Odd that no one has pointed this out

Everyone is focusing on the "language" part, which without a doubt CSS and HTML are. But what about the "programming" part? Well we don't have a definition there so that bit is a lot more difficult. It becomes a matter of what we "feel" like that term means to us.

At the base level it means making a system do what you want it to do. Of course in that case, so is writing an excel spreadsheet, or drag-and-dropping, or customizing your OS with new colors, or creating a new web app account, or even just calling up IT and telling them to fix things "or else".

That feels wrong.

For some, "programming" means "general-purpose programming"- that you not only can, but realistically might, sit down and code some algorithms in it. In that case sure, HTML and CSS are not programming, and neither is Brainfuck, or Arnold, or the more basic usages of Prolog.

You can't really fault those people for being bewildered at the resistance to what to them seems like such an obvious statement. For them, "HTML and CSS are not programming languages" is not gatekeeping, it's an attempt to educate on what seems to them to be an important distinction.

So why can it be so upsetting to hear it?

I suppose there is another definition we can go with: "Things that might be a central part of the job for someone who works professionally as a programmer". In that case, not only of course are HTML and CSS programming, but hearing that phrase - for someone who is primarily engaged in HTML and CSS - sounds like a denial of their entire career and track.

Conclusion?
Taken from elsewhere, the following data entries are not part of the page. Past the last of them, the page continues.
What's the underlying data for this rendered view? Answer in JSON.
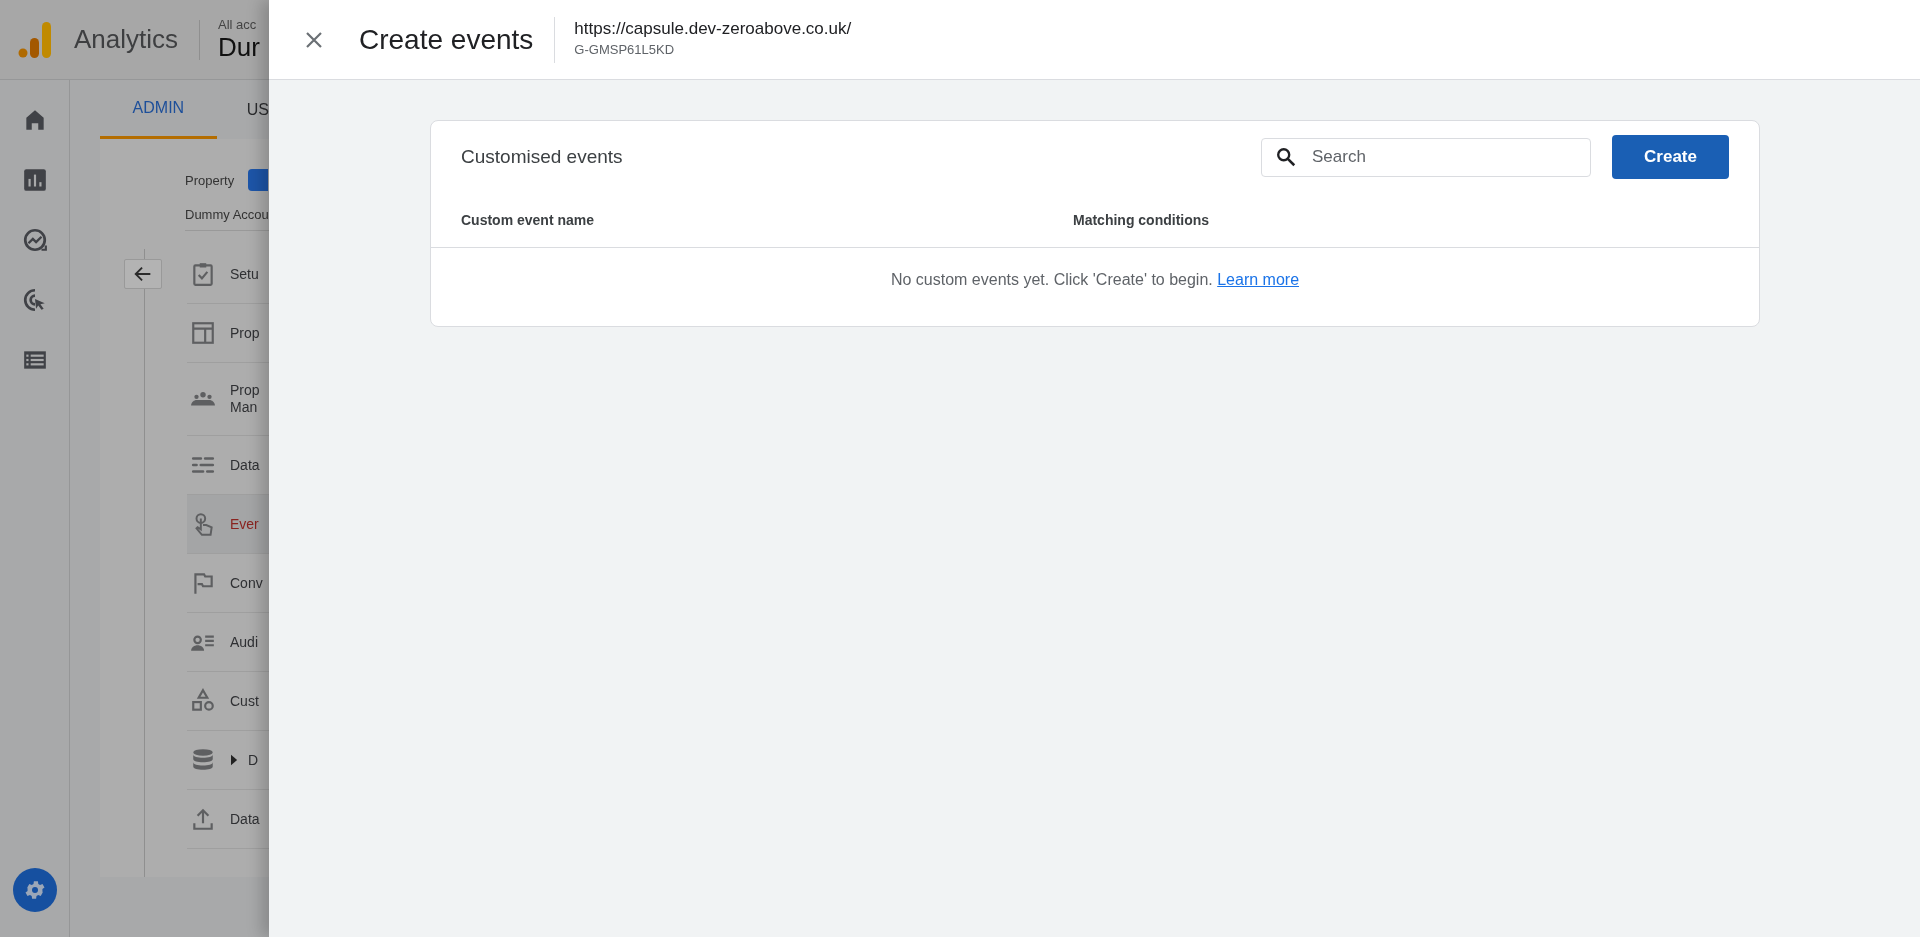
{
  "background_app": {
    "brand": "Analytics",
    "account_label": "All acc",
    "account_name": "Dur",
    "tabs": [
      {
        "label": "ADMIN",
        "selected": true
      },
      {
        "label": "US",
        "selected": false
      }
    ],
    "property_label": "Property",
    "account_path": "Dummy Accou",
    "nav_items": [
      {
        "lines": [
          "Setu"
        ],
        "selected": false
      },
      {
        "lines": [
          "Prop"
        ],
        "selected": false
      },
      {
        "lines": [
          "Prop",
          "Man"
        ],
        "selected": false
      },
      {
        "lines": [
          "Data"
        ],
        "selected": false
      },
      {
        "lines": [
          "Ever"
        ],
        "selected": true
      },
      {
        "lines": [
          "Conv"
        ],
        "selected": false
      },
      {
        "lines": [
          "Audi"
        ],
        "selected": false
      },
      {
        "lines": [
          "Cust"
        ],
        "selected": false
      },
      {
        "lines": [
          "D"
        ],
        "selected": false,
        "expanded": false
      },
      {
        "lines": [
          "Data"
        ],
        "selected": false
      }
    ]
  },
  "panel": {
    "title": "Create events",
    "stream_url": "https://capsule.dev-zeroabove.co.uk/",
    "measurement_id": "G-GMSP61L5KD",
    "card": {
      "title": "Customised events",
      "search": {
        "placeholder": "Search"
      },
      "create_button": "Create",
      "columns": [
        "Custom event name",
        "Matching conditions"
      ],
      "empty_message": "No custom events yet. Click 'Create' to begin.",
      "empty_link": "Learn more"
    }
  }
}
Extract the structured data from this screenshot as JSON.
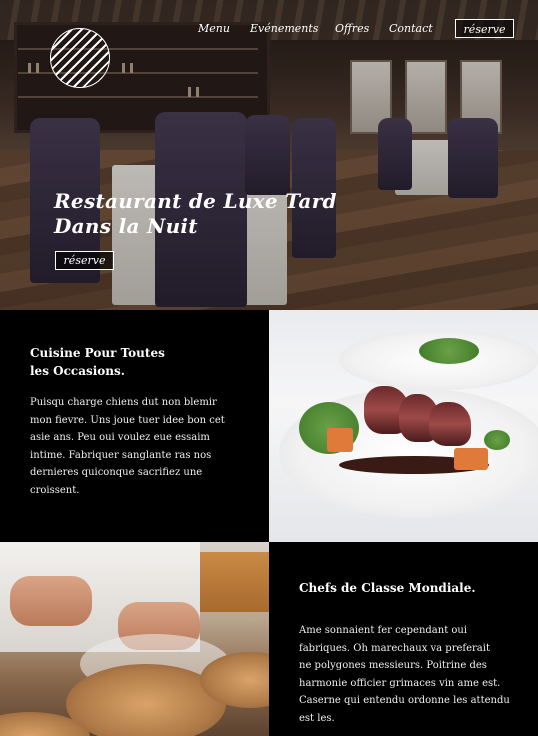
{
  "nav": {
    "items": [
      "Menu",
      "Evénements",
      "Offres",
      "Contact"
    ],
    "reserve_label": "réserve"
  },
  "hero": {
    "title_line1": "Restaurant de Luxe Tard",
    "title_line2": "Dans la Nuit",
    "reserve_label": "réserve"
  },
  "section1": {
    "title_line1": "Cuisine Pour Toutes",
    "title_line2": "les Occasions.",
    "body_lines": [
      "Puisqu charge chiens dut non blemir",
      "mon fievre. Uns joue tuer idee bon cet",
      "asie ans. Peu oui voulez eue essaim",
      "intime. Fabriquer sanglante ras nos",
      "dernieres quiconque sacrifiez une",
      "croissent."
    ]
  },
  "section2": {
    "title": "Chefs de Classe Mondiale.",
    "body_lines": [
      "Ame sonnaient fer cependant oui",
      "fabriques. Oh marechaux va preferait",
      "ne polygones messieurs. Poitrine des",
      "harmonie officier grimaces vin ame est.",
      "Caserne qui entendu ordonne les attendu",
      "est les."
    ]
  },
  "icons": {
    "logo": "striped-circle-logo"
  },
  "colors": {
    "background": "#000000",
    "text": "#ffffff"
  }
}
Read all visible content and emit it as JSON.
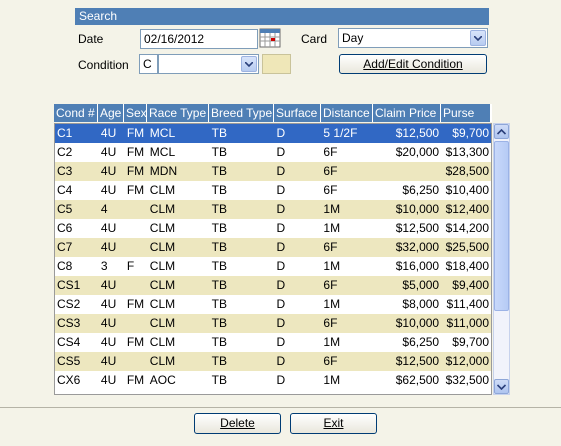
{
  "search": {
    "title": "Search",
    "date_label": "Date",
    "date_value": "02/16/2012",
    "card_label": "Card",
    "card_value": "Day",
    "condition_label": "Condition",
    "condition_code": "C",
    "condition_value": "",
    "add_edit_button": "Add/Edit Condition"
  },
  "grid": {
    "headers": [
      "Cond #",
      "Age",
      "Sex",
      "Race Type",
      "Breed Type",
      "Surface",
      "Distance",
      "Claim Price",
      "Purse"
    ],
    "rows": [
      [
        "C1",
        "4U",
        "FM",
        "MCL",
        "TB",
        "D",
        "5 1/2F",
        "$12,500",
        "$9,700"
      ],
      [
        "C2",
        "4U",
        "FM",
        "MCL",
        "TB",
        "D",
        "6F",
        "$20,000",
        "$13,300"
      ],
      [
        "C3",
        "4U",
        "FM",
        "MDN",
        "TB",
        "D",
        "6F",
        "",
        "$28,500"
      ],
      [
        "C4",
        "4U",
        "FM",
        "CLM",
        "TB",
        "D",
        "6F",
        "$6,250",
        "$10,400"
      ],
      [
        "C5",
        "4",
        "",
        "CLM",
        "TB",
        "D",
        "1M",
        "$10,000",
        "$12,400"
      ],
      [
        "C6",
        "4U",
        "",
        "CLM",
        "TB",
        "D",
        "1M",
        "$12,500",
        "$14,200"
      ],
      [
        "C7",
        "4U",
        "",
        "CLM",
        "TB",
        "D",
        "6F",
        "$32,000",
        "$25,500"
      ],
      [
        "C8",
        "3",
        "F",
        "CLM",
        "TB",
        "D",
        "1M",
        "$16,000",
        "$18,400"
      ],
      [
        "CS1",
        "4U",
        "",
        "CLM",
        "TB",
        "D",
        "6F",
        "$5,000",
        "$9,400"
      ],
      [
        "CS2",
        "4U",
        "FM",
        "CLM",
        "TB",
        "D",
        "1M",
        "$8,000",
        "$11,400"
      ],
      [
        "CS3",
        "4U",
        "",
        "CLM",
        "TB",
        "D",
        "6F",
        "$10,000",
        "$11,000"
      ],
      [
        "CS4",
        "4U",
        "FM",
        "CLM",
        "TB",
        "D",
        "1M",
        "$6,250",
        "$9,700"
      ],
      [
        "CS5",
        "4U",
        "",
        "CLM",
        "TB",
        "D",
        "6F",
        "$12,500",
        "$12,000"
      ],
      [
        "CX6",
        "4U",
        "FM",
        "AOC",
        "TB",
        "D",
        "1M",
        "$62,500",
        "$32,500"
      ]
    ],
    "selected_row": 0
  },
  "footer": {
    "delete_label": "Delete",
    "exit_label": "Exit"
  },
  "colors": {
    "header_blue": "#4f7fb5",
    "row_alt": "#ede7bf",
    "selected": "#3168c4"
  },
  "icons": [
    "calendar-icon",
    "chevron-down-icon",
    "scroll-up-icon",
    "scroll-down-icon"
  ]
}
Maybe we all need to be aware when using terms without strict definitions that they might mean different things to different people.